» **Work order**: Send back all of the records, each one exactly as written.

======== Dataset entries

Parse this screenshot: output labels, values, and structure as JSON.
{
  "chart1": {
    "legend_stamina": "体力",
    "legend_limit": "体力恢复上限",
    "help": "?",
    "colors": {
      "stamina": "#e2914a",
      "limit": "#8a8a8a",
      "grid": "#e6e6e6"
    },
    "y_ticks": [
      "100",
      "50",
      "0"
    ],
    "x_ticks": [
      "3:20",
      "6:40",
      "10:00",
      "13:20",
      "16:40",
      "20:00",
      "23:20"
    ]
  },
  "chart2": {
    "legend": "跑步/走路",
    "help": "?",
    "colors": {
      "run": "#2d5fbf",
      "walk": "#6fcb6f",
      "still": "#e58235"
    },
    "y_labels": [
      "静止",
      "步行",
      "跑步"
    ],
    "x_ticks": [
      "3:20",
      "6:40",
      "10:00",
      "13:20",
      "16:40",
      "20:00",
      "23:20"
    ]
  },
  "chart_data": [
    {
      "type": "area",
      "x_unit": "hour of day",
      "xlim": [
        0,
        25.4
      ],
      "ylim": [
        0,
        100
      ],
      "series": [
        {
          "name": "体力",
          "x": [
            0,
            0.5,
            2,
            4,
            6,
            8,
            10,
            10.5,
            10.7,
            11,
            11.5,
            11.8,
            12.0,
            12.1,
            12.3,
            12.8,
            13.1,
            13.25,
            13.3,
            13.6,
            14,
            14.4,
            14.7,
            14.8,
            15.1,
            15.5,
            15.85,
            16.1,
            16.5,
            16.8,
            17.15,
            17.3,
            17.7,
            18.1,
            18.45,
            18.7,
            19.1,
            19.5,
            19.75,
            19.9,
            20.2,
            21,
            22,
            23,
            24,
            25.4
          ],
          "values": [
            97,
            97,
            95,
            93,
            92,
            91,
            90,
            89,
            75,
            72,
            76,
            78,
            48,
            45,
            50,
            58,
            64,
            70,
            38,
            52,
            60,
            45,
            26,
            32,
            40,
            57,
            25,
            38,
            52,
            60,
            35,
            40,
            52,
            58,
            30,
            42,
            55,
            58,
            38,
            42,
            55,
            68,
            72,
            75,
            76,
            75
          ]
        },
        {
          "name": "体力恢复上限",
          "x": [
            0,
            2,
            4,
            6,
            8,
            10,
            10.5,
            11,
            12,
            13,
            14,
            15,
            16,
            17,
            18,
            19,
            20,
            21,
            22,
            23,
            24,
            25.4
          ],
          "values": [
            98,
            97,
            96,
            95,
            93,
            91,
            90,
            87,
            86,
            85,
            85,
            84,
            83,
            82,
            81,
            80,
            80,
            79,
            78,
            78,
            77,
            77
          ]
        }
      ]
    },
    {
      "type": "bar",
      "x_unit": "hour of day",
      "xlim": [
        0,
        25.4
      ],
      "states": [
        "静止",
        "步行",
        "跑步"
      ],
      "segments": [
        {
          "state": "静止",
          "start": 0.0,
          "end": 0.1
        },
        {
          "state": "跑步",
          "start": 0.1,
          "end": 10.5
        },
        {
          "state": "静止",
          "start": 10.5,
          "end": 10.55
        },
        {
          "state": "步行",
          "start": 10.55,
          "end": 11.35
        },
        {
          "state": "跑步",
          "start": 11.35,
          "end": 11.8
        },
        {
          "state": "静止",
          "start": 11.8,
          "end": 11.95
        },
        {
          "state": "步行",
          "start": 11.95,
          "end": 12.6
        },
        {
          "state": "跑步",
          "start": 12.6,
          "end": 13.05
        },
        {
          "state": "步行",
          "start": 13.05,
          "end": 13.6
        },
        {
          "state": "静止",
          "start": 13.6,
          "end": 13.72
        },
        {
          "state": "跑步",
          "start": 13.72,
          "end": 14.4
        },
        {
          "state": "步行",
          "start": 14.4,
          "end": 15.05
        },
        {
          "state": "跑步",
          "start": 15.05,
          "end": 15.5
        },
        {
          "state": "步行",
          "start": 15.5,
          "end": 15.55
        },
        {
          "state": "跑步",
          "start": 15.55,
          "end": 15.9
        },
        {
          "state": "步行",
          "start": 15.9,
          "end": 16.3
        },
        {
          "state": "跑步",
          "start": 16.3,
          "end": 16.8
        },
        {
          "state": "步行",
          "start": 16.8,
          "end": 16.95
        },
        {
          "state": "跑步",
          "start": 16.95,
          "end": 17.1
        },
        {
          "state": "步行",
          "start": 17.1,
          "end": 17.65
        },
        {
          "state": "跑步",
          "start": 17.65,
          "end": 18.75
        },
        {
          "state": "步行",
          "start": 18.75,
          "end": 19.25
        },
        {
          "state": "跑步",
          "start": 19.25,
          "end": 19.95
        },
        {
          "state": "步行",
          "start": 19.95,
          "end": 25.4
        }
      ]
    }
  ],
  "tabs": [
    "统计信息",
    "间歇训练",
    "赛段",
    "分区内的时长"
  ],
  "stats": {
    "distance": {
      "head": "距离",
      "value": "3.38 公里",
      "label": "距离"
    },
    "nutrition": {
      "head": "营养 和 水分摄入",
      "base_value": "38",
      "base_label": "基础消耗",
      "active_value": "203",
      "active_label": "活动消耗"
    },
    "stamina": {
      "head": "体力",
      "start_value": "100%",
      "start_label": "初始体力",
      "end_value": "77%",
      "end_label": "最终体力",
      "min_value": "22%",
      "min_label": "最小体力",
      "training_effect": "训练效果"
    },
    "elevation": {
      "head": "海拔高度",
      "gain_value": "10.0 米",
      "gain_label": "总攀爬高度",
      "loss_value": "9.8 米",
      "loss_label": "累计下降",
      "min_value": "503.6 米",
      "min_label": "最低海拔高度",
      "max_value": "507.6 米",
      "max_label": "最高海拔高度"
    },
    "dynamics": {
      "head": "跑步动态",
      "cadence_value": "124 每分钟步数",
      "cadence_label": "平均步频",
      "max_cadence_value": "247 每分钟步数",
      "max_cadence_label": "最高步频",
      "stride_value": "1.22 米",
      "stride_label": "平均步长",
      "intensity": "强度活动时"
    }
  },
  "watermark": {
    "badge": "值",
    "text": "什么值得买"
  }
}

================

» **Your solution**:
Parse this screenshot: output labels, values, and structure as JSON.
{
  "chart1": {
    "legend_stamina": "体力",
    "legend_limit": "体力恢复上限",
    "help": "?",
    "colors": {
      "stamina": "#e2914a",
      "limit": "#8a8a8a",
      "grid": "#e6e6e6"
    },
    "y_ticks": [
      "100",
      "50",
      "0"
    ],
    "x_ticks": [
      "3:20",
      "6:40",
      "10:00",
      "13:20",
      "16:40",
      "20:00",
      "23:20"
    ]
  },
  "chart2": {
    "legend": "跑步/走路",
    "help": "?",
    "colors": {
      "run": "#2d5fbf",
      "walk": "#6fcb6f",
      "still": "#e58235"
    },
    "y_labels": [
      "静止",
      "步行",
      "跑步"
    ],
    "x_ticks": [
      "3:20",
      "6:40",
      "10:00",
      "13:20",
      "16:40",
      "20:00",
      "23:20"
    ]
  },
  "chart_data": [
    {
      "type": "area",
      "x_unit": "hour of day",
      "xlim": [
        0,
        25.4
      ],
      "ylim": [
        0,
        100
      ],
      "series": [
        {
          "name": "体力",
          "x": [
            0,
            0.5,
            2,
            4,
            6,
            8,
            10,
            10.5,
            10.7,
            11,
            11.5,
            11.8,
            12.0,
            12.1,
            12.3,
            12.8,
            13.1,
            13.25,
            13.3,
            13.6,
            14,
            14.4,
            14.7,
            14.8,
            15.1,
            15.5,
            15.85,
            16.1,
            16.5,
            16.8,
            17.15,
            17.3,
            17.7,
            18.1,
            18.45,
            18.7,
            19.1,
            19.5,
            19.75,
            19.9,
            20.2,
            21,
            22,
            23,
            24,
            25.4
          ],
          "values": [
            97,
            97,
            95,
            93,
            92,
            91,
            90,
            89,
            75,
            72,
            76,
            78,
            48,
            45,
            50,
            58,
            64,
            70,
            38,
            52,
            60,
            45,
            26,
            32,
            40,
            57,
            25,
            38,
            52,
            60,
            35,
            40,
            52,
            58,
            30,
            42,
            55,
            58,
            38,
            42,
            55,
            68,
            72,
            75,
            76,
            75
          ]
        },
        {
          "name": "体力恢复上限",
          "x": [
            0,
            2,
            4,
            6,
            8,
            10,
            10.5,
            11,
            12,
            13,
            14,
            15,
            16,
            17,
            18,
            19,
            20,
            21,
            22,
            23,
            24,
            25.4
          ],
          "values": [
            98,
            97,
            96,
            95,
            93,
            91,
            90,
            87,
            86,
            85,
            85,
            84,
            83,
            82,
            81,
            80,
            80,
            79,
            78,
            78,
            77,
            77
          ]
        }
      ]
    },
    {
      "type": "bar",
      "x_unit": "hour of day",
      "xlim": [
        0,
        25.4
      ],
      "states": [
        "静止",
        "步行",
        "跑步"
      ],
      "segments": [
        {
          "state": "静止",
          "start": 0.0,
          "end": 0.1
        },
        {
          "state": "跑步",
          "start": 0.1,
          "end": 10.5
        },
        {
          "state": "静止",
          "start": 10.5,
          "end": 10.55
        },
        {
          "state": "步行",
          "start": 10.55,
          "end": 11.35
        },
        {
          "state": "跑步",
          "start": 11.35,
          "end": 11.8
        },
        {
          "state": "静止",
          "start": 11.8,
          "end": 11.95
        },
        {
          "state": "步行",
          "start": 11.95,
          "end": 12.6
        },
        {
          "state": "跑步",
          "start": 12.6,
          "end": 13.05
        },
        {
          "state": "步行",
          "start": 13.05,
          "end": 13.6
        },
        {
          "state": "静止",
          "start": 13.6,
          "end": 13.72
        },
        {
          "state": "跑步",
          "start": 13.72,
          "end": 14.4
        },
        {
          "state": "步行",
          "start": 14.4,
          "end": 15.05
        },
        {
          "state": "跑步",
          "start": 15.05,
          "end": 15.5
        },
        {
          "state": "步行",
          "start": 15.5,
          "end": 15.55
        },
        {
          "state": "跑步",
          "start": 15.55,
          "end": 15.9
        },
        {
          "state": "步行",
          "start": 15.9,
          "end": 16.3
        },
        {
          "state": "跑步",
          "start": 16.3,
          "end": 16.8
        },
        {
          "state": "步行",
          "start": 16.8,
          "end": 16.95
        },
        {
          "state": "跑步",
          "start": 16.95,
          "end": 17.1
        },
        {
          "state": "步行",
          "start": 17.1,
          "end": 17.65
        },
        {
          "state": "跑步",
          "start": 17.65,
          "end": 18.75
        },
        {
          "state": "步行",
          "start": 18.75,
          "end": 19.25
        },
        {
          "state": "跑步",
          "start": 19.25,
          "end": 19.95
        },
        {
          "state": "步行",
          "start": 19.95,
          "end": 25.4
        }
      ]
    }
  ],
  "tabs": [
    "统计信息",
    "间歇训练",
    "赛段",
    "分区内的时长"
  ],
  "stats": {
    "distance": {
      "head": "距离",
      "value": "3.38 公里",
      "label": "距离"
    },
    "nutrition": {
      "head": "营养 和 水分摄入",
      "base_value": "38",
      "base_label": "基础消耗",
      "active_value": "203",
      "active_label": "活动消耗"
    },
    "stamina": {
      "head": "体力",
      "start_value": "100%",
      "start_label": "初始体力",
      "end_value": "77%",
      "end_label": "最终体力",
      "min_value": "22%",
      "min_label": "最小体力",
      "training_effect": "训练效果"
    },
    "elevation": {
      "head": "海拔高度",
      "gain_value": "10.0 米",
      "gain_label": "总攀爬高度",
      "loss_value": "9.8 米",
      "loss_label": "累计下降",
      "min_value": "503.6 米",
      "min_label": "最低海拔高度",
      "max_value": "507.6 米",
      "max_label": "最高海拔高度"
    },
    "dynamics": {
      "head": "跑步动态",
      "cadence_value": "124 每分钟步数",
      "cadence_label": "平均步频",
      "max_cadence_value": "247 每分钟步数",
      "max_cadence_label": "最高步频",
      "stride_value": "1.22 米",
      "stride_label": "平均步长",
      "intensity": "强度活动时"
    }
  },
  "watermark": {
    "badge": "值",
    "text": "什么值得买"
  }
}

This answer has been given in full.